“Form, texture, perspective — we learn what makes an artwork work or not work,” she said.

In every grade level, especially the younger students, she said, she can see distinct differences in the work produced in August versus the work in January.

“By that time, they’ve calmed down and have settled into the routine of school,” she said. “Their work becomes calmer, more focused. You can tell they’re better attuned and more comfortable with their routine. It’s very noticeable.”

Every year, Skillman gathers the work created in these classes and hangs them in the activities building for a monthlong art show, she said.

It’s a fairly big effort and one that takes up a lot of wall space.

“We use just about every inch of wall space we can find,” she said. “We also share the exhibit with the church members and parents.”

To teach her kindergartners about Kandinsky’s abstract pieces containing squares with concentric circles, Skillman had the class cut rounded shapes of differing sizes out of colored paper, and paste them in concentric circles to create their own works, she said.

Third-graders integrated their presidential history lessons with art lessons by picking and creating a bust of the U.S. president of their choice, Skillman said.

While sculpture may be intimidating to some new artists, she led the class through a methodical process of forming the head and shoulders, pulling out the nose and forming the lips, until each student had formed a reasonable likeness of their president.

They’re not perfect, but neither is art, and Skillman said there is value in learning these techniques and in reaching outside the comfort zone and trying new things.

First-graders re-created the LOVE sculptures created by Robert Indiana on paper, she said, by tracing the letters and cutting them out.

“This also helps them develop fine motor skills,” she said. They also created mosaics using small squares of construction paper.

Second-graders created folded fan art similar to those created by Japanese artists, Skillman said, and fourth-graders created “leather” using paper coated with glue, out of which they made moccasins.

A big favorite among the fifth-graders, she said, was the lesson on pop art, when they created their own pop art food, using masking tape, crumpled paper and plaster to create hamburger, hot dog and other food sculptures.

Skillman also picks one feature of the Mona Lisa every year, and has her fifth-grade students concentrate on copying that feature.
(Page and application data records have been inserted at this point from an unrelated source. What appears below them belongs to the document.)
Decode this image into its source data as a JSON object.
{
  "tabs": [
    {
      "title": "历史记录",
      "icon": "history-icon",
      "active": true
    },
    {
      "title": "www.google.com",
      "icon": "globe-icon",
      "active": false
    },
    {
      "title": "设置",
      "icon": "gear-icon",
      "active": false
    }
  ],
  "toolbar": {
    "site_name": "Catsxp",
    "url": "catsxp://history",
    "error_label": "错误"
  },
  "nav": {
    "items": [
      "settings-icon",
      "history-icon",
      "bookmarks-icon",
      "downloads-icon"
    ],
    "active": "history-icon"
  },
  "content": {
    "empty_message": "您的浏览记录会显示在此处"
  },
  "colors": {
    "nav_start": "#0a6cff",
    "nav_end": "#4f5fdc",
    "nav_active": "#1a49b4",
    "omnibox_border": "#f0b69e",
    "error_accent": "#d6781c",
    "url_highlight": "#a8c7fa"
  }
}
This year, everyone in the class drew Mona Lisa’s eyes.

Art, she said, goes a long way toward creating a more well-rounded, relaxed and thoughtful student, Skillman said.